TASK DESCRIPTION:
Return each line below holding the string "image".

(Beginning of RECORDS FOR PROCESSING)

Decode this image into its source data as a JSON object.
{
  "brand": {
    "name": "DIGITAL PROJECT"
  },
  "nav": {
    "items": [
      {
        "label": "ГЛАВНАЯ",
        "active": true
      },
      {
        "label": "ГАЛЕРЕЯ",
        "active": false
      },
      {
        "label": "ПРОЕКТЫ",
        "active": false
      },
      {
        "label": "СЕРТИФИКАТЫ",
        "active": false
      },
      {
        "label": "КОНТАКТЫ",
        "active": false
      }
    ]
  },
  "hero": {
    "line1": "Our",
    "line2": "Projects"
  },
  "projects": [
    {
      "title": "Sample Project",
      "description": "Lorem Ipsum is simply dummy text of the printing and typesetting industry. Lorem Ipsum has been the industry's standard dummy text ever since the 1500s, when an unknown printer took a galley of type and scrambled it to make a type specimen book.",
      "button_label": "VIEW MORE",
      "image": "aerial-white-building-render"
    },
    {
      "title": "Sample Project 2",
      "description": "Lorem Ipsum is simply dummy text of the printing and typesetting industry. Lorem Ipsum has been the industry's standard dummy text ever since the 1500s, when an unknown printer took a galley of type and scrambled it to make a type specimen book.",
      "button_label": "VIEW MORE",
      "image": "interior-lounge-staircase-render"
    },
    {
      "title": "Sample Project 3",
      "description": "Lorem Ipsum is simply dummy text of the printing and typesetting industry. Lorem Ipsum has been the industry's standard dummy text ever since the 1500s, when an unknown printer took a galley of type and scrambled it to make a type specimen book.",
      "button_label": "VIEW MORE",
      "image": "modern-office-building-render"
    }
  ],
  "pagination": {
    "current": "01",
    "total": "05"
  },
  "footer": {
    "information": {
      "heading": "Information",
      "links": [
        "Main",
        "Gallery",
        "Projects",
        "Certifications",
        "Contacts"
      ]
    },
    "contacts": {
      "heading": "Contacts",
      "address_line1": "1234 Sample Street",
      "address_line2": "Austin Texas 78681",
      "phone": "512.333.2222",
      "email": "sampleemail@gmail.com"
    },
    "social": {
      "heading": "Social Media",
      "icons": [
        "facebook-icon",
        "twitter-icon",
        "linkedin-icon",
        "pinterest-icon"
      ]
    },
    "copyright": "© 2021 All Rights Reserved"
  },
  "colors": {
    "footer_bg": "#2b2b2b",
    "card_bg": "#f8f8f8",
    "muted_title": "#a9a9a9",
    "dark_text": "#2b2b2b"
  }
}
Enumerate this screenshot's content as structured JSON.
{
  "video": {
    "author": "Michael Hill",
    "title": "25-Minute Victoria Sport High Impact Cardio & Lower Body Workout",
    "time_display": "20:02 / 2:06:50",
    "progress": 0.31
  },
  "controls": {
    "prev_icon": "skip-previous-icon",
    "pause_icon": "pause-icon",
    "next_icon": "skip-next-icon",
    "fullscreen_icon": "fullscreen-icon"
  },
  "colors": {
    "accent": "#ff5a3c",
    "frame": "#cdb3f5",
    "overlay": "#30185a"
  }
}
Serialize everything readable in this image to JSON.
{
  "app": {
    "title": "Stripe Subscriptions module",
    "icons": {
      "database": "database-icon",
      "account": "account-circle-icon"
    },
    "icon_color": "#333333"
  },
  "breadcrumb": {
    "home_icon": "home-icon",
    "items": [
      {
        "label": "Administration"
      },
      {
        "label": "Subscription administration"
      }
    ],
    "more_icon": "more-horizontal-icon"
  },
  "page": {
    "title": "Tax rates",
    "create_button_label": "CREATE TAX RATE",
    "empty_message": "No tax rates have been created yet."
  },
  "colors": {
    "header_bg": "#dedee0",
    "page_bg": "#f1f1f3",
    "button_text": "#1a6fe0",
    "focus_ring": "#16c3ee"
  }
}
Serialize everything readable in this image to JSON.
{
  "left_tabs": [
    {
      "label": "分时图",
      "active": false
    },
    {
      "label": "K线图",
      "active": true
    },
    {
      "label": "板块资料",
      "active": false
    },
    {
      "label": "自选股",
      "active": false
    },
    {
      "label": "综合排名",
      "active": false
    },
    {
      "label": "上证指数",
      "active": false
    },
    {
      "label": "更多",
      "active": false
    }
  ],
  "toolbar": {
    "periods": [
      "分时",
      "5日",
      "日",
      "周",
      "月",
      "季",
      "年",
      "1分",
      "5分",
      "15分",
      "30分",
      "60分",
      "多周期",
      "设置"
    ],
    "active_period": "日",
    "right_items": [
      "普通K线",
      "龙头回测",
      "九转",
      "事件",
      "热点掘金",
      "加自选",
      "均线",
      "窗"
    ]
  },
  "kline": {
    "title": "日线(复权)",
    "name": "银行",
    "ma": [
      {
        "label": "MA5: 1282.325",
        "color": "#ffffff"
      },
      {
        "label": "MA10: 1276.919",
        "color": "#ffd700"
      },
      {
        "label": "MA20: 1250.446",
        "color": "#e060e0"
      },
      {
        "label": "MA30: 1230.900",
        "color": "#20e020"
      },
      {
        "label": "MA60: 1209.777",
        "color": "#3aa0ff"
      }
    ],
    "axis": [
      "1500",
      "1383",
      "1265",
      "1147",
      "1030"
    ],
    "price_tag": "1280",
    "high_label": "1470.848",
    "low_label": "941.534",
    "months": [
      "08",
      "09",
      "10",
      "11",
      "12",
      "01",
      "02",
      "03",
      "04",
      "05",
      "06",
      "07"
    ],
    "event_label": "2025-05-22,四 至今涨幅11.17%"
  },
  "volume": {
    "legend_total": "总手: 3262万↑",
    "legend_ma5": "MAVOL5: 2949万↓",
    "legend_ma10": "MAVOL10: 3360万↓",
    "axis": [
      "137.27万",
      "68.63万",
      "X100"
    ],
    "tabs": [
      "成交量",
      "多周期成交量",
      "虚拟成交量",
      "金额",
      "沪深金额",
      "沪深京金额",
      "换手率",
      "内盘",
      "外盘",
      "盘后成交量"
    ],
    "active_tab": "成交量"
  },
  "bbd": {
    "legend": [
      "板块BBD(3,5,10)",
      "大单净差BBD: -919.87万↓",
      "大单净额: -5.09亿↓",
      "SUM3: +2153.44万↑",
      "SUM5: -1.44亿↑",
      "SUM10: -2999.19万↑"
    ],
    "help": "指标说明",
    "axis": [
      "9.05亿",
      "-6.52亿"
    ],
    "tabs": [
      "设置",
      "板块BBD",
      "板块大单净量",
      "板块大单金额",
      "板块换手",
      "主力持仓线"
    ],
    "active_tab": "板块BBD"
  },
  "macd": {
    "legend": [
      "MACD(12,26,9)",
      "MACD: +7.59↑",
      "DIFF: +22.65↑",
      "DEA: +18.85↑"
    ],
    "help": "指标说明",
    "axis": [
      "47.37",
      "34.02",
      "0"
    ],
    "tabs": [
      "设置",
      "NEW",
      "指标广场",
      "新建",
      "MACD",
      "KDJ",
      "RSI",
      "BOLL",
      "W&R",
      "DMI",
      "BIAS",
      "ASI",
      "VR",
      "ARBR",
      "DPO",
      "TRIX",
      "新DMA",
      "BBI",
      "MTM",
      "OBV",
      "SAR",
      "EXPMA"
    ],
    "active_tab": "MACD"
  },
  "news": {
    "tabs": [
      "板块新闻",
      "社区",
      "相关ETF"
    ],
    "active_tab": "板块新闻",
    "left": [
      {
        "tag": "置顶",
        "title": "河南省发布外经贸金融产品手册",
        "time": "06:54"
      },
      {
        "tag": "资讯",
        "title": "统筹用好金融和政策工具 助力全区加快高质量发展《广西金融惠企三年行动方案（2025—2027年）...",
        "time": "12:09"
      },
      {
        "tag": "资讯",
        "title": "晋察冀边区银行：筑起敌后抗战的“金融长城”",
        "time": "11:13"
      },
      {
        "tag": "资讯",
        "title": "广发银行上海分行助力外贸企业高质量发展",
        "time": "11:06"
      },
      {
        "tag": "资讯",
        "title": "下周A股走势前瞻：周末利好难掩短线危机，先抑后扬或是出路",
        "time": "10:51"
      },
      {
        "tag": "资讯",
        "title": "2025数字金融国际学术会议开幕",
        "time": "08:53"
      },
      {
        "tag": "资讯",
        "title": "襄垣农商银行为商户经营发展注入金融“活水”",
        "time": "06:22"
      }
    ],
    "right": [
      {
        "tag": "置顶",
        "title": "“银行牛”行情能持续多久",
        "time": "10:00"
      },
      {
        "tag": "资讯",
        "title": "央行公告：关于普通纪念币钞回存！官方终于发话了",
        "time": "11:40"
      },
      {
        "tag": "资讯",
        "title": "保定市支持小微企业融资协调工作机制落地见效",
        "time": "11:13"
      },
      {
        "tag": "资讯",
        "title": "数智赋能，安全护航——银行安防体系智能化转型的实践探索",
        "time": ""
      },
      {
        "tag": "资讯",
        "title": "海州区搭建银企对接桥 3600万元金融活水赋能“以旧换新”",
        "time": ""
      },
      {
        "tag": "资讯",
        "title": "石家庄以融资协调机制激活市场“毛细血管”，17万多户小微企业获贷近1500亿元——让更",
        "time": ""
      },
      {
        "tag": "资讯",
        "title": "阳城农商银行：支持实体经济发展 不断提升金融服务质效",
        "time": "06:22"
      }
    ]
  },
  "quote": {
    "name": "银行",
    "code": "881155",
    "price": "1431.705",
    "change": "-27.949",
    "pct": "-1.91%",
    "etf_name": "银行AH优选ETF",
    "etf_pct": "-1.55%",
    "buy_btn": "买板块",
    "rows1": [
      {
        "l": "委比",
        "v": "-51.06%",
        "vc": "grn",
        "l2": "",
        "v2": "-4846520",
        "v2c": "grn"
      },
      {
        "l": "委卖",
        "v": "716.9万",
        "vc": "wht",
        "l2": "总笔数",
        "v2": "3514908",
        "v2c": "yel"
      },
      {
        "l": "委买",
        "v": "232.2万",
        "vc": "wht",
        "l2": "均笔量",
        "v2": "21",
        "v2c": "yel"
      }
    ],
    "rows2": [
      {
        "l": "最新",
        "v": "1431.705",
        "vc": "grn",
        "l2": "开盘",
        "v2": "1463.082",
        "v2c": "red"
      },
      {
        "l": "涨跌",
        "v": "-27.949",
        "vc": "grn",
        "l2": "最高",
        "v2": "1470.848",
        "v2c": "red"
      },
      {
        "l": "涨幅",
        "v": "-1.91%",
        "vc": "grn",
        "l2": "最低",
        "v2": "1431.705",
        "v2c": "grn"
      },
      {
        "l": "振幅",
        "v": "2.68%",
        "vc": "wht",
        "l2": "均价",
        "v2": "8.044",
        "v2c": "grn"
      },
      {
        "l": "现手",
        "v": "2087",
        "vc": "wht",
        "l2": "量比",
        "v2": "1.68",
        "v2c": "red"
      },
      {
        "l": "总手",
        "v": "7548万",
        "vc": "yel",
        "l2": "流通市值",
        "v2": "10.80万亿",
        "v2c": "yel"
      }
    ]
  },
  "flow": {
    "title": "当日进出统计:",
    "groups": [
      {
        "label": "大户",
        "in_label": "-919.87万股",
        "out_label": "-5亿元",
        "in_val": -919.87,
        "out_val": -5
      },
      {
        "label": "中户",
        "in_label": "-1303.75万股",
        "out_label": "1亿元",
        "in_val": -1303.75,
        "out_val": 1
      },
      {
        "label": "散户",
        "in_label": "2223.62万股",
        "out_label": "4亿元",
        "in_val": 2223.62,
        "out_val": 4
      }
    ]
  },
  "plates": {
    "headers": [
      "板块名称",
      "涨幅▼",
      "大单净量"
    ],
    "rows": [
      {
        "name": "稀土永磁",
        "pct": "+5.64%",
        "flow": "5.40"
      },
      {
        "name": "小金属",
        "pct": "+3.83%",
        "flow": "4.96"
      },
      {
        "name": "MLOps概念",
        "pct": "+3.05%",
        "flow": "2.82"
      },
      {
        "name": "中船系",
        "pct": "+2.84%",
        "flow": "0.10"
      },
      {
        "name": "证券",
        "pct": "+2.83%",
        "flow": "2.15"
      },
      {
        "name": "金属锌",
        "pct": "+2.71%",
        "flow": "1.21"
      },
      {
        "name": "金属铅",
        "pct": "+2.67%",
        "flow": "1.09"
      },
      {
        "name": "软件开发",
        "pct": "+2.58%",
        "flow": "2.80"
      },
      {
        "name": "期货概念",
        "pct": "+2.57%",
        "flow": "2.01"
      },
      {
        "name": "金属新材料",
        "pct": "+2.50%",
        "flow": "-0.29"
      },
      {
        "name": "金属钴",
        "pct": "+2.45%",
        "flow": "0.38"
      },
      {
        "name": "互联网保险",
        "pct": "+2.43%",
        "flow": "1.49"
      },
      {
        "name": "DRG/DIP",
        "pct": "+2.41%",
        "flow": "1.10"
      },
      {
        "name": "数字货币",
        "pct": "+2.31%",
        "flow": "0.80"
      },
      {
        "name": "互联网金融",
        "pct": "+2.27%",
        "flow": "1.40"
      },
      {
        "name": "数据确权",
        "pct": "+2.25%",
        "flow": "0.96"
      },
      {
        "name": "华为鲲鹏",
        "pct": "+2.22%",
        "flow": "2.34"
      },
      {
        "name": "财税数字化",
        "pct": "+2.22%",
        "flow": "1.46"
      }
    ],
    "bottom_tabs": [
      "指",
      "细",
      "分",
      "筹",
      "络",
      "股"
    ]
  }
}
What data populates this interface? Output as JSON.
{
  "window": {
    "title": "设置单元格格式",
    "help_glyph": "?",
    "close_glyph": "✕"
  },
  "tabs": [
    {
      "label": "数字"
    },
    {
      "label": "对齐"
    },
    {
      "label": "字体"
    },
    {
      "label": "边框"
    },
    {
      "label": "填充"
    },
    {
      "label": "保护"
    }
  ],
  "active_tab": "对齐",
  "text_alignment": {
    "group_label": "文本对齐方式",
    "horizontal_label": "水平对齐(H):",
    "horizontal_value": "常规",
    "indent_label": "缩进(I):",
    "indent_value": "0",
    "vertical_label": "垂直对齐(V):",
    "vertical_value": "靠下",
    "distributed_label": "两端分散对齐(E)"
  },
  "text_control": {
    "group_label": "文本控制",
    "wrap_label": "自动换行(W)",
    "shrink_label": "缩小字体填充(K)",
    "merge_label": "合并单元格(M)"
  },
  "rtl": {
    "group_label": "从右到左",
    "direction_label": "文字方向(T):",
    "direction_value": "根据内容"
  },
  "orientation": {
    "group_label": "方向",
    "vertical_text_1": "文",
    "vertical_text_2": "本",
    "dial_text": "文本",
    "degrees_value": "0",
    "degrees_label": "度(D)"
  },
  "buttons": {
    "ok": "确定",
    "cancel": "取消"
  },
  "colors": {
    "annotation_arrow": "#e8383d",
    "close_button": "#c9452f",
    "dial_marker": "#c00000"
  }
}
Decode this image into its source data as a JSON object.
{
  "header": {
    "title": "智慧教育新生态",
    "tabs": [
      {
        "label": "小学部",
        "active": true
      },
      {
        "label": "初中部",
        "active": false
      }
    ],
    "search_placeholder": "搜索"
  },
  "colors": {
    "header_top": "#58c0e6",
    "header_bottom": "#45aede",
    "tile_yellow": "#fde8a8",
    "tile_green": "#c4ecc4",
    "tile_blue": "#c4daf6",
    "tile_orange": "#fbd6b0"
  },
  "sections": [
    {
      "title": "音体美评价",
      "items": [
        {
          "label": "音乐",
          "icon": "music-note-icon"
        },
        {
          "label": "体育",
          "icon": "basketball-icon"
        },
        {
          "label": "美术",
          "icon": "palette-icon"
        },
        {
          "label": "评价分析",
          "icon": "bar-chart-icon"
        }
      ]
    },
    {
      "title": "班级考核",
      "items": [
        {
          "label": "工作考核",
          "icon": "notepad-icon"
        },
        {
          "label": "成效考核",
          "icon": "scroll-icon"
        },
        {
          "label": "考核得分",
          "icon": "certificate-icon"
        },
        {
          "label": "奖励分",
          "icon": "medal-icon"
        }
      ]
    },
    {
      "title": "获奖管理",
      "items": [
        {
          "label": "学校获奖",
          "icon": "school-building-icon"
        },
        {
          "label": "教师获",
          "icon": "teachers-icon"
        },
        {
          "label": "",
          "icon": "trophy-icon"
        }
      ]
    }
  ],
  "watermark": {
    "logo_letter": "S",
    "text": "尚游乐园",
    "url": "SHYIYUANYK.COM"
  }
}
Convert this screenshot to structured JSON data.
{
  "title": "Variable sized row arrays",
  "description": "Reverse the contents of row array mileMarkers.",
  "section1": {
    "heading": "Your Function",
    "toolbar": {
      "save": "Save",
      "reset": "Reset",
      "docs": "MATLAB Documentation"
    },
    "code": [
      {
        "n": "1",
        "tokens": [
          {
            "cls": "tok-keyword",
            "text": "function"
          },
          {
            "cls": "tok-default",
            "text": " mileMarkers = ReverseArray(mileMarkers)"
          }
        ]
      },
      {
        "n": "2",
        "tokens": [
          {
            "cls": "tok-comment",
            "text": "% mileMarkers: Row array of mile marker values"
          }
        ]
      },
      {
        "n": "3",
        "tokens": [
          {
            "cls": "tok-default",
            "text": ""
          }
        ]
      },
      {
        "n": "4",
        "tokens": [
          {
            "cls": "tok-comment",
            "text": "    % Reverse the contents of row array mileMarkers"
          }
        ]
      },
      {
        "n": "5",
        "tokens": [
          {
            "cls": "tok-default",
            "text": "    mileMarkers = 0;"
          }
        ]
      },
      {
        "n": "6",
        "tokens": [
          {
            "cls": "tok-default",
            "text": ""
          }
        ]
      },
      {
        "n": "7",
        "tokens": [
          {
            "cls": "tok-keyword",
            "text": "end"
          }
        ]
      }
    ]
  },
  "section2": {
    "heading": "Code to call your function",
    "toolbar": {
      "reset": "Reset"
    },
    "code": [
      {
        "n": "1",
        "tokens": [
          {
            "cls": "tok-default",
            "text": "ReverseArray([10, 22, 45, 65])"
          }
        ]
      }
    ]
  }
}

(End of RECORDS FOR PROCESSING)

OUTPUT OF THE EXERCISE:
Decode this image into its source data as a JSON object.
      "image": "aerial-white-building-render"
      "image": "interior-lounge-staircase-render"
      "image": "modern-office-building-render"
Serialize everything readable in this image to JSON.
Serialize everything readable in this image to JSON.
Decode this image into its source data as a JSON object.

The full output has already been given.